by Jenell Paris Professor of Anthropology at Messiah College and Level Ground Theological Advisory Board member
“You need to value the value more than the value from before.” Elena wrote this sentence that is less than elegant in construction, but brilliant in wisdom. My class assignment required her to break a cultural norm and then reflect on why people conform to norms, and what it takes to change them. Students take food off strangers’ plates, breach personal space, walk the wrong way up stairs, and use umbrellas indoors, and then reflect on what it might take to shift entrenched social problems such as poverty, gun violence, and digital distraction.
Elena pointed out that change is often more complex than unilinear movement toward something good. Often, two or more treasured values are at stake, and in order to change, we must value the new value more than we value the value from before.
"Let’s break these norms, and see what happens."
Each semester, a student or two writes about Christian treatment of LGBTQ persons, and whether conservative or liberal in their theology, the recommendation is the same: treat others well, with respect, and love—the way we would want to be treated.
Easier said than done, in part because so many values are at play. I was at a gathering of diverse Christians, talking about conflicts over sexuality in the church.
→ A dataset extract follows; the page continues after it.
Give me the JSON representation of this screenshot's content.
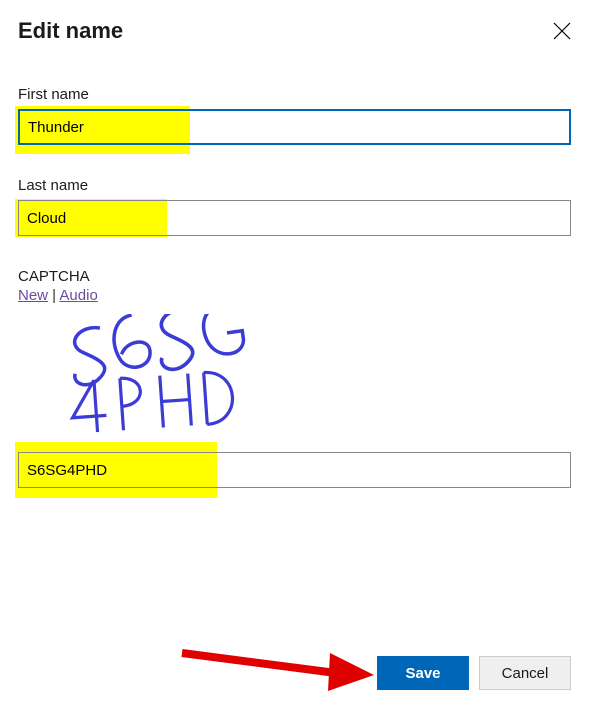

Things went predictably awry, with personal accusations, raised voices, and intentional misrepresentations of other points of view. The Bible! Moral absolutes! Truth! God’s standards! These things were all in jeopardy, it seemed. Lowering one’s voice, or listening for extended period of time, seemed like unaffordable luxuries: more important to judge quickly, decisively, and loudly.
"Elena pointed out that change is often more complex than unilinear movement toward something good."
New kinds of gatherings, and new groups of friends, are coalescing around a new purpose, to promote reconciliation, bridge-building, and listening across difference. The same concerns are at stake, but also some new ones: the value of listening to people’s stories, honoring irreducible differences (which does not require affirming them), and demonstrating compassion, mercy, and kindness. At one of these gatherings, a young woman said to me, “I’m just letting you know, I’m a little more conservative than most of the others. It’s how I read the Bible. It’s just where I’m coming from. But the more important thing is this work, bringing people together to reflect on faith and to live Christian unity in real friendship.”
Among competing values, this woman found a clear priority. She valued the value of reconciliation more than she valued the value from before.
"Lowering one’s voice, or listening for an extended period of time, seemed like unaffordable luxuries."
I’d like to assign the “Cultural Norms Project” to the church more broadly. The norm is to pick a position, defend it, and, as a show of the strength of one’s faith, block out fair and nuanced consideration of other views. The norm is to put ideas and theologies first, and people second. Let’s break these norms and see what happens. Then, let’s reflect on what it takes to bend this distorted arc toward reconciliation.